2020 Mortgage Delinquencies See Record Highs—and Record Lows
CoreLogic, Irvine, Calif., said its year-end Loan Performance Insights Report showed overall mortgage delinquency rates fell for the fourth straight month in December, ending a volatile year with signs of recovery.
The report said on a national level, 5.8% of mortgages were in some stage of delinquency (30 days or more past due, including those in foreclosure) at the end of December, representing a 2.1-percentage point increase in the overall delinquency rate from a year ago, when it was 3.7%. However, national overall delinquency has been declining month to month since June. Other findings, with year-over-year changes, include:
• Early-Stage Delinquencies (30 – 59 days past due): 1.4%, down from 1.8% in a year ago.
• Adverse Delinquency (60 – 89 days past due): 0.5%, down from 0.6% a year ago.
• Serious Delinquency (90 days or more past due, including loans in foreclosure): 3.9%, up from 1.2% in December 2019.
• Foreclosure Inventory Rate (share of mortgages in some stage of the foreclosure process): 0.3%, down from 0.4% in December 2019.
• Transition Rate (share of mortgages that transitioned from current to 30 days past due): 0.8%, unchanged from December 2019.

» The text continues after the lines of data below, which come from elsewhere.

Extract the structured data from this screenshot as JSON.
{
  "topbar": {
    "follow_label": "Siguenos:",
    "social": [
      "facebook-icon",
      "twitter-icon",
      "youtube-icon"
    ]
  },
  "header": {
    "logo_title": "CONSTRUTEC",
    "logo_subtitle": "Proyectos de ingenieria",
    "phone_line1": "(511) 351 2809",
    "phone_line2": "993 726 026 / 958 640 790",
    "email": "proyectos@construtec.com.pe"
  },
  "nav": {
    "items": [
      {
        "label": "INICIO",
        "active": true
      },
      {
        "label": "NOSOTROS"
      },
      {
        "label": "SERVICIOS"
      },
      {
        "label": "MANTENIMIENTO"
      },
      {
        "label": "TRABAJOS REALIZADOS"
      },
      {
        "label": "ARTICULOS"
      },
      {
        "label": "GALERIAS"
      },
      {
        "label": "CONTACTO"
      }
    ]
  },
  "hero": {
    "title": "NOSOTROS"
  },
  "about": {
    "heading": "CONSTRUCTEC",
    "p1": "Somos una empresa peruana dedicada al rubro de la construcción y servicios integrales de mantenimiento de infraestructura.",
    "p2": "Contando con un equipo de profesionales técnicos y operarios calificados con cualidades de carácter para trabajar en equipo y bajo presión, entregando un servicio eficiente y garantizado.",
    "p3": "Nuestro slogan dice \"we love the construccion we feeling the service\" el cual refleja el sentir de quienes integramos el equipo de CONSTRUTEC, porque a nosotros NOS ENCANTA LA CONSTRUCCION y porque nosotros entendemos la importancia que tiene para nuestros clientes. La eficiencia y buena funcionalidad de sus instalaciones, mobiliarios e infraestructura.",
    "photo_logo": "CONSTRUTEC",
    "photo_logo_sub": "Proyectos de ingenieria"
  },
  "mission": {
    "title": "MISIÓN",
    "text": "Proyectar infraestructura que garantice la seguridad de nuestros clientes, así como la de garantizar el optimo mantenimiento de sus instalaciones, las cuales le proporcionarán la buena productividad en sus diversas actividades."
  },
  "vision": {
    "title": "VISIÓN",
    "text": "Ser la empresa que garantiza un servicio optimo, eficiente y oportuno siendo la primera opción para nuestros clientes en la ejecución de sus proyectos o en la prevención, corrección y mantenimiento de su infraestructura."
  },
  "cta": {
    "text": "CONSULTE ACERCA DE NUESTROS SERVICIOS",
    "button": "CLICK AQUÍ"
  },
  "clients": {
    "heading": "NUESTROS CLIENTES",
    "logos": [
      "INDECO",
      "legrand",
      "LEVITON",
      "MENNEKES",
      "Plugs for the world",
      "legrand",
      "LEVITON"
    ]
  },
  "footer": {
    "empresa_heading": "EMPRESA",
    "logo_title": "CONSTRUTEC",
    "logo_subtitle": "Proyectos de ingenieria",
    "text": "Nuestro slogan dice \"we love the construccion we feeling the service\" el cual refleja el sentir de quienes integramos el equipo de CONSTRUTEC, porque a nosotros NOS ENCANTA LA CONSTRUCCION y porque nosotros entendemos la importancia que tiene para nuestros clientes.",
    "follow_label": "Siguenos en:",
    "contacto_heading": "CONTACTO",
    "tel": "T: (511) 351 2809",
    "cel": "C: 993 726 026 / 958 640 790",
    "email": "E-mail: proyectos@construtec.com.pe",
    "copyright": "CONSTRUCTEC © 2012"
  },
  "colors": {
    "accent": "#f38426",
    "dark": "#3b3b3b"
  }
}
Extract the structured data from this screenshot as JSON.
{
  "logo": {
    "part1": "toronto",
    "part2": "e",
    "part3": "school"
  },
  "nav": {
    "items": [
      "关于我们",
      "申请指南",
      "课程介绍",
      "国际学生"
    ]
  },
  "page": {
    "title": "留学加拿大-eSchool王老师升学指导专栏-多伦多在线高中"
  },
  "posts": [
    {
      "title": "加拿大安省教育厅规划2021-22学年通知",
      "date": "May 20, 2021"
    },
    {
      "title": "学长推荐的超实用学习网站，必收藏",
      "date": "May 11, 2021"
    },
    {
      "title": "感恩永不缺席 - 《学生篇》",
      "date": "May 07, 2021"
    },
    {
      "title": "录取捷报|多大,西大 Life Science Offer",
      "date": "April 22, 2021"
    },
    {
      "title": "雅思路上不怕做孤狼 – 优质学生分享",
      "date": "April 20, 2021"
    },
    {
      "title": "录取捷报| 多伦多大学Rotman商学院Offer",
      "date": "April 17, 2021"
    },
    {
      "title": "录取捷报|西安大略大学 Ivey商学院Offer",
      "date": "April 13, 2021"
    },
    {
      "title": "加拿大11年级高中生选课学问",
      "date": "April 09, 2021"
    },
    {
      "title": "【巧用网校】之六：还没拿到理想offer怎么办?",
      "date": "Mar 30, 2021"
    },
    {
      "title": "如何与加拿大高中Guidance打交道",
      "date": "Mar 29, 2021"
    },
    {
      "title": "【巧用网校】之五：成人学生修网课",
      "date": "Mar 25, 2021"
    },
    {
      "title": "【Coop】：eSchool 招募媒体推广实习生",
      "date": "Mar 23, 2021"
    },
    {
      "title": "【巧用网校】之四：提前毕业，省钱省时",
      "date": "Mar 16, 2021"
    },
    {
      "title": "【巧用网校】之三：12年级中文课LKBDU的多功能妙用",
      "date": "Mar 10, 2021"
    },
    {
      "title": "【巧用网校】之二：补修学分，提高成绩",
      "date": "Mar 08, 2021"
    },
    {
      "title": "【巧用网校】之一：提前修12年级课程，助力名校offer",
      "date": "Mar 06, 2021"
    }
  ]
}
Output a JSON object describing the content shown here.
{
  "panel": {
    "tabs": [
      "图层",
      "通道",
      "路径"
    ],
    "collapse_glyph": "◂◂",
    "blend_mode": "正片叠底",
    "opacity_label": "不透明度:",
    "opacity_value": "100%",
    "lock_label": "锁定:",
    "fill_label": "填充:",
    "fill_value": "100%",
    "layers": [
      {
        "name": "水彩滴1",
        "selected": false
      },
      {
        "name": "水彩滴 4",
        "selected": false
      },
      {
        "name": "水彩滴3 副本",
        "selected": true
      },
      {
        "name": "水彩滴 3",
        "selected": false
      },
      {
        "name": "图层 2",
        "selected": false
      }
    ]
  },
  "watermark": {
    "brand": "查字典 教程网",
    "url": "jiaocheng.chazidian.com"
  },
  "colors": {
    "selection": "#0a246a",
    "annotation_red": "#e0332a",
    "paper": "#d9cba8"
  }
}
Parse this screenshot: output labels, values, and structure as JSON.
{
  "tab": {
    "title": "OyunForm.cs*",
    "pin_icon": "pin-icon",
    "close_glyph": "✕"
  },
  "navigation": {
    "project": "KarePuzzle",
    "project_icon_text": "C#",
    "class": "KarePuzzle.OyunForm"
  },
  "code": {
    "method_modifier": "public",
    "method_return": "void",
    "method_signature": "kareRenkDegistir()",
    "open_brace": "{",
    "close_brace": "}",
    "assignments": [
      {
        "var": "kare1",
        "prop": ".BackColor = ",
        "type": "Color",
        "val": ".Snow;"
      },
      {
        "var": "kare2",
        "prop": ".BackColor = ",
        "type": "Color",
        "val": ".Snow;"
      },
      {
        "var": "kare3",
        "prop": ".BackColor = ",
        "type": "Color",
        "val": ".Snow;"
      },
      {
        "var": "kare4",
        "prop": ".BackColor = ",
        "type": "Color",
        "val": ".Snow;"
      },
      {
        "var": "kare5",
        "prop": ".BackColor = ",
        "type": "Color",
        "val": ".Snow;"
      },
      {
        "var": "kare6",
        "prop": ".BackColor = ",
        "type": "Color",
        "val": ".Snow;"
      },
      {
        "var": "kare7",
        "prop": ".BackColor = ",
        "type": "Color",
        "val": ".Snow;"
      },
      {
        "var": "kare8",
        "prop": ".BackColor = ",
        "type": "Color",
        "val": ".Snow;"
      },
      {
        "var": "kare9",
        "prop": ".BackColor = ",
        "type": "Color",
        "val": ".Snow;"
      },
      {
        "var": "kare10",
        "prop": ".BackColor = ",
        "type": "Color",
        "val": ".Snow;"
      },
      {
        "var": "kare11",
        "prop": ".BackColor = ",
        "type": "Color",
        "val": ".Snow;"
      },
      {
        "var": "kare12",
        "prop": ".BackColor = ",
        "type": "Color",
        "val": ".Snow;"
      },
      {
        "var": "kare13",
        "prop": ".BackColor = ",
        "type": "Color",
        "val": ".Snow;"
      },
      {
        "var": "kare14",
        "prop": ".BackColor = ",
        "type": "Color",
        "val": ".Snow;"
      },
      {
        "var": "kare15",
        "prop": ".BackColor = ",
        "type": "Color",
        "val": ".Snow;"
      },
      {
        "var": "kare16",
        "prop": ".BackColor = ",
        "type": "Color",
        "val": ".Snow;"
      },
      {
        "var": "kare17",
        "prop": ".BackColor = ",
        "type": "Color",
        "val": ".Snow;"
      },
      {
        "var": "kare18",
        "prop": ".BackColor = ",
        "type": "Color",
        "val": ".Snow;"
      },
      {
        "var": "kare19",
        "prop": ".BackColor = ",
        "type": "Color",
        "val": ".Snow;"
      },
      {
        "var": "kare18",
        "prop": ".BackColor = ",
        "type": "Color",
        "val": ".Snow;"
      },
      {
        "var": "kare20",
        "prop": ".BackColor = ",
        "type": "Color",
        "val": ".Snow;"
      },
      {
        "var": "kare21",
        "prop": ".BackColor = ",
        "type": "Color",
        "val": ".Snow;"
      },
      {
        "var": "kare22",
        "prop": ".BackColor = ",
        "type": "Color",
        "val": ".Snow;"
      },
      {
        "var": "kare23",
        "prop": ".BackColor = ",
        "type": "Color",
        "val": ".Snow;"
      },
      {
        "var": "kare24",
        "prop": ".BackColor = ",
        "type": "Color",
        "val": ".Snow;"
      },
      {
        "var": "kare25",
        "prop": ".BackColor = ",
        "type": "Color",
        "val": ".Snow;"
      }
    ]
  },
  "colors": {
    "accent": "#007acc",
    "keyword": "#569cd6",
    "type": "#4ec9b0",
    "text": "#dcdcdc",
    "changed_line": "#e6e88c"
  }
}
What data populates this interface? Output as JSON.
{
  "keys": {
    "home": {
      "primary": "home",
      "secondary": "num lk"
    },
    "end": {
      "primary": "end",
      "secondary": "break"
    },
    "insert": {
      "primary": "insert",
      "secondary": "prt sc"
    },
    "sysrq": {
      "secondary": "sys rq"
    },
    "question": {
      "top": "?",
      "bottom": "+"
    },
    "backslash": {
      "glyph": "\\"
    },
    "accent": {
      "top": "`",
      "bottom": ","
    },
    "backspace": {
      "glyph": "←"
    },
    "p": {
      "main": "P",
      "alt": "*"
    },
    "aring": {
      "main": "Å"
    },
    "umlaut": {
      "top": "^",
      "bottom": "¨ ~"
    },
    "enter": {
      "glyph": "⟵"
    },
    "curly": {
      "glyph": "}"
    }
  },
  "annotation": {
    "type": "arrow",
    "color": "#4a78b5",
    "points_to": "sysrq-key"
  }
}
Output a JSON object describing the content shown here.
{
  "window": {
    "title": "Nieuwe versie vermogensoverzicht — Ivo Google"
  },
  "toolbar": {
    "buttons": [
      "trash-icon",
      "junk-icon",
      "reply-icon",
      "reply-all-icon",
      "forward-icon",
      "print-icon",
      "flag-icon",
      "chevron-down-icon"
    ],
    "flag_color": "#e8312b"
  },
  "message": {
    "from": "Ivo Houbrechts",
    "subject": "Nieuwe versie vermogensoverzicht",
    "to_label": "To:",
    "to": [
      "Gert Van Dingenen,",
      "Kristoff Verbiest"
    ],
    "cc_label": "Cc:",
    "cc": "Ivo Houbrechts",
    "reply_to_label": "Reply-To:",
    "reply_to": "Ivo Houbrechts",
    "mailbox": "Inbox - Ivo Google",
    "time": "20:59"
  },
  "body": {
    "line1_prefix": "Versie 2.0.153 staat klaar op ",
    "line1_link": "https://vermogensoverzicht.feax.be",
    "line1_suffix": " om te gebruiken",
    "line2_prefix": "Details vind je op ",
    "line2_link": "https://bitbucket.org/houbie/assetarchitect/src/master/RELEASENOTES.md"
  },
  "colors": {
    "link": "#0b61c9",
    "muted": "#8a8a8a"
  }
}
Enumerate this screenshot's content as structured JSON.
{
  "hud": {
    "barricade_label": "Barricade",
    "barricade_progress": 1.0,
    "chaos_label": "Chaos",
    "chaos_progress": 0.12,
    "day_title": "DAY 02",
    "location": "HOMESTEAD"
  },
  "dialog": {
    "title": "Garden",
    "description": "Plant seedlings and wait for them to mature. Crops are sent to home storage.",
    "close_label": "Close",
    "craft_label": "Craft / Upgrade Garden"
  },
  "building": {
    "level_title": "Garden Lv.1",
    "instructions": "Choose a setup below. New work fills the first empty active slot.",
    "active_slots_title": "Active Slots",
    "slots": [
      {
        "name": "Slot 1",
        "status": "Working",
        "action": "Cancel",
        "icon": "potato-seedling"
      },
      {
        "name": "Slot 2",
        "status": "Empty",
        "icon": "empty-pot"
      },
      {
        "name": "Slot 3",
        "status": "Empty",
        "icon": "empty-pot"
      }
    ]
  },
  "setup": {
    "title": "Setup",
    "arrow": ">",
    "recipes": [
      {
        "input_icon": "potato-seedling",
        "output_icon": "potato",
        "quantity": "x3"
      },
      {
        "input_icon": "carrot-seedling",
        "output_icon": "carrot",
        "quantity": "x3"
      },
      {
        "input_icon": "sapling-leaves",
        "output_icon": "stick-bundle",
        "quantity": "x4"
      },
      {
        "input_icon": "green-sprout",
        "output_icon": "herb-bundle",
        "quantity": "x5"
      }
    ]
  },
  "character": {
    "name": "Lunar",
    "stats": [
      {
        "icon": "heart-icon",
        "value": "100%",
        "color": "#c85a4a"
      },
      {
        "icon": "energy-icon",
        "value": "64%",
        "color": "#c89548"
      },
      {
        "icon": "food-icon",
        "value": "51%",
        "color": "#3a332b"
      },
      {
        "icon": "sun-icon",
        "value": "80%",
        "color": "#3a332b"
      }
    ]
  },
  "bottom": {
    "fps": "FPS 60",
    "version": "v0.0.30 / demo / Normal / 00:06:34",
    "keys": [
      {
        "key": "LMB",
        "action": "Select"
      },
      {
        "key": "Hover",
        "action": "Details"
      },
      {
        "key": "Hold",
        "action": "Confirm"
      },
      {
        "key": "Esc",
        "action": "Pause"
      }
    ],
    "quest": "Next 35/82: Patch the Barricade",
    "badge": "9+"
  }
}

Frank Martell, President & CEO of CoreLogic, noted 2020 began with the lowest share of overall delinquencies (30+ days past due) since data recording started in 1999, but as the pandemic and shelter-in-place directives spread, the rate doubled from 3.6% in March to 7.3% in May. As those initially affected by the pandemic and ensuing recession transitioned through stages of delinquency, serious delinquencies (90+ days past due) increased four-fold compared to pre-pandemic rates, peaking in August.
“The ongoing forbearance provisions and economic aid implemented at the start of the pandemic has proved helpful for families faced with financial insecurity,” Martell said.
The report said all U.S. states and nearly all metro areas logged increases in annual overall delinquency rates in December. Hawaii and Nevada (both up 4.1 percentage points) logged the largest annual increase in overall delinquency rates.
Among metros, Odessa, Texas, experienced the largest annual increase with 9.8 percentage points, largely due to significant job loss in the oil industry. Other metro areas with significant overall delinquency increases included Lake Charles, La. (up 7.6 percentage points); Midland, Texas (up 7.5 percentage points) and Kahului, Hawaii (up 6.8 percentage points).